Accordingly, the trial court is affirmed.
1. The jury answered affirmatively to the following question: “Do you find that the Board of Trustees of the La Villa Independent School District on May 24, 1995 delegated to Superintendent Eduardo Gonzalez the function of signing the agreement dated May 26, 1995 with Gomez Garza Design, Inc.?”
2. See, cf. New Caney Indep. Sch. Dist. v. Burnham, 960 S.W.2d 957, 958 (Tex.App.-Texarkana 1998, pet. denied) (school districts are local public corporations that have the same general character as municipal corporations) (citing Love v. City of Dallas, 120 Tex. 351, 40 S.W.2d 20, 26 (1931)).
3. La Villa listed in the “issues presented” section of its brief that issue number two was “[w]hether the court erred in denying [a]ppellant's [m]otion for [n]ew [t]rial and rendering judgment for [a]ppellee.” However, La Villa failed to include this issue in the “argument” section of the brief. Therefore, the issue is waived. See Tex.R.App. P. 38.1(h).
4. Although La Villa asks this court to use a factual insufficiency review, the proper standard of review for the denial of a motion for judgment notwithstanding the verdict is a legal or no evidence standard of review. See Trinity Indus. v. Ashland, Inc., 53 S.W.3d 852, 863 (Tex.App.-Austin 2001, pet. denied).
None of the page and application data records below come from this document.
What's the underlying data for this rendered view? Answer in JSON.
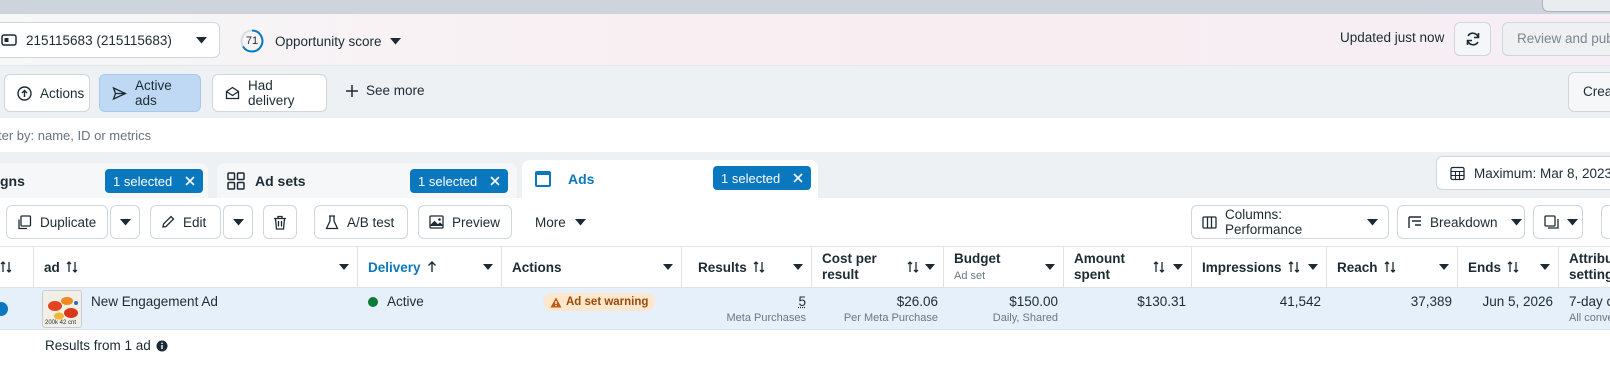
{
  "header": {
    "account_label": "215115683 (215115683)",
    "opportunity_score": "71",
    "opportunity_label": "Opportunity score",
    "updated_text": "Updated just now",
    "review_button": "Review and publish"
  },
  "filters": {
    "chips": [
      {
        "label": "Actions",
        "icon": "arrow-up-circle-icon"
      },
      {
        "label": "Active ads",
        "icon": "send-icon"
      },
      {
        "label": "Had delivery",
        "icon": "envelope-icon"
      }
    ],
    "see_more": "See more",
    "create_button": "Create"
  },
  "search": {
    "placeholder": "ter by: name, ID or metrics"
  },
  "tabs": [
    {
      "label": "gns",
      "selected_pill": "1 selected"
    },
    {
      "label": "Ad sets",
      "selected_pill": "1 selected"
    },
    {
      "label": "Ads",
      "selected_pill": "1 selected"
    }
  ],
  "date_range": "Maximum: Mar 8, 2023 – ",
  "toolbar": {
    "duplicate": "Duplicate",
    "edit": "Edit",
    "ab_test": "A/B test",
    "preview": "Preview",
    "more": "More",
    "columns": "Columns: Performance",
    "breakdown": "Breakdown"
  },
  "table": {
    "headers": {
      "ad": "ad",
      "delivery": "Delivery",
      "actions": "Actions",
      "results": "Results",
      "cost_per_result_1": "Cost per",
      "cost_per_result_2": "result",
      "budget": "Budget",
      "budget_sub": "Ad set",
      "amount_spent_1": "Amount",
      "amount_spent_2": "spent",
      "impressions": "Impressions",
      "reach": "Reach",
      "ends": "Ends",
      "attribution_1": "Attribu",
      "attribution_2": "setting"
    },
    "row": {
      "ad_name": "New Engagement Ad",
      "delivery": "Active",
      "warning": "Ad set warning",
      "results": "5",
      "results_sub": "Meta Purchases",
      "cost": "$26.06",
      "cost_sub": "Per Meta Purchase",
      "budget": "$150.00",
      "budget_sub": "Daily, Shared",
      "amount_spent": "$130.31",
      "impressions": "41,542",
      "reach": "37,389",
      "ends": "Jun 5, 2026",
      "attribution": "7-day c",
      "attribution_sub": "All conve",
      "thumb_caption": "200k 42 cnt"
    },
    "footer": "Results from 1 ad"
  },
  "colors": {
    "brand_blue": "#0a78be",
    "active_green": "#0a7a36",
    "warning_bg": "#fde8cf",
    "row_highlight": "#e6f0fb"
  }
}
5. Gomez testified the total construction cost was $2,250.000.00. See Pilkington v. Kornell, 822 S.W.2d 223, 230 (Tex.App.-Dallas 1992, writ denied) (it is within the province of the jury to weigh opinion and expert testimony). A better question for the jury would have been, “Do you find the evidence established the bond issue amount of $2,250,000.00 as the construction cost of the project in the contract in question?”
6. La Villa failed to include the complaint found in alternative issue number seven in its motion for judgment notwithstanding the verdict. See Cecil v. Smith, 804 S.W.2d 509, 510–11 (Tex.1991). La Villa's seventh alternative issue has, therefore, not been preserved for review. See Tex.R. Civ. P. 324(c); Tex.R.App. P. 33.1.
Opinion by Justice RODRIGUEZ.